On March 1 the Supreme Court ruled 5 to 4 that the Constitution forbids executing juvenile offenders. In putting to death people who were minors when they committed their crime, the majority noted, “The United States now stands alone in a world that has turned its face against the juvenile death penalty.” In a strongly worded dissent, Justice Antonin Scalia attacked the majority’s consideration of laws and practices outside the United States, saying that the consensus of “like-minded foreigners” had no bearing in understanding our own Constitution. One month later, in a speech to the American Society of International Law, Justice Ruth Bader Ginsburg responded that US courts should pay more attention, not less, to international norms. She added that “the notion that it is improper to look beyond the borders of the United States in grappling with hard questions has a certain kinship to the view that the US Constitution is a document essentially frozen in time as of the date of its ratification.”
The increasingly noisy debate on the High Court over the proper role of international standards of justice in our domestic law and policy reflects a broader development that is gaining momentum around the country: Human rights are coming home. Advocates are discovering how the fight for justice and freedom here can be waged through human rights, the international ethical and legal standards that the United States helped to create more than fifty-five years ago and that it is officially committed to respect and uphold. In so doing, this emerging human rights movement is forced to confront deliberate, longstanding and nonpartisan policies aimed at insuring that human rights are reserved for external use only.
Unlike many governments, the United States never underestimated the power of human rights. Led by Eleanor Roosevelt, this country played a critical role in the adoption, on December 10, 1948, of the Universal Declaration of Human Rights (UDHR), which for the first time bound all governments to a common standard of conduct. Ever since then the United States has invoked human rights standards, often aggressively if highly selectively, to criticize other governments.
Yet from the very beginning, leaders from both political parties sought to insure that the human rights the United States championed abroad could never be employed as instruments of change at home. One concern was the possibility that the Declaration’s recognition of economic and social rights–the right to a job, education, adequate food, shelter and healthcare–could be used to expose the large holes in the US social safety net. The driving fear, however, was the threat that human rights standards posed to the system of US racial apartheid. Even the treaty against genocide, adopted at about the same time as the Declaration, was blocked successfully by Southern politicians because of its potential use in the fight against lynching in the United States. As Professor Carol Anderson documents in her book Eyes Off the Prize, one of Eleanor Roosevelt’s less celebrated roles was to work against any enforcement powers for UN human rights bodies and thus assure Southern Democrats that racial segregation had nothing to fear from human rights.

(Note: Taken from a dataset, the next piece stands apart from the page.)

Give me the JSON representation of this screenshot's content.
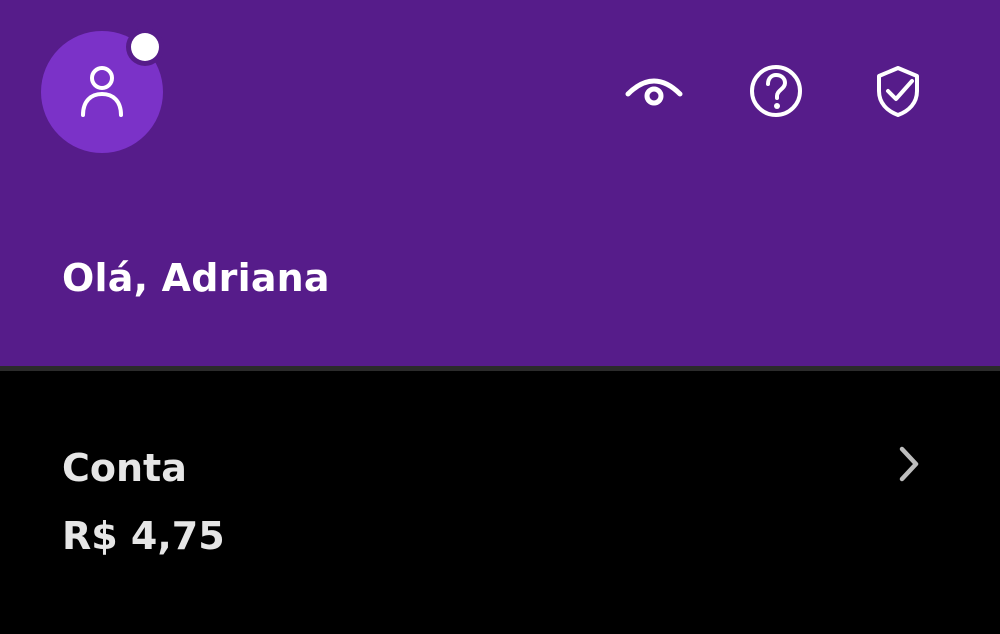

Under a deal made by the Eisenhower Administration, the United States would for forty years refuse to ratify a single one of the human rights treaties it had helped to inspire. When some treaties, such as the Covenant on Civil and Political Rights, were finally ratified in the 1990s it was with the explicit condition that, absent specific legislation, these treaties could not be enforced in domestic courts. This policy of “US exceptionalism” effectively deterred civil rights and social justice organizations from taking advantage of the language, laws, methodologies, mechanisms, possible alliances and unifying vision offered by the international human rights framework and movement. American-based human rights organizations put most of their focus on every country except the United States, thus reinforcing the view that human rights were of relevance only to other countries.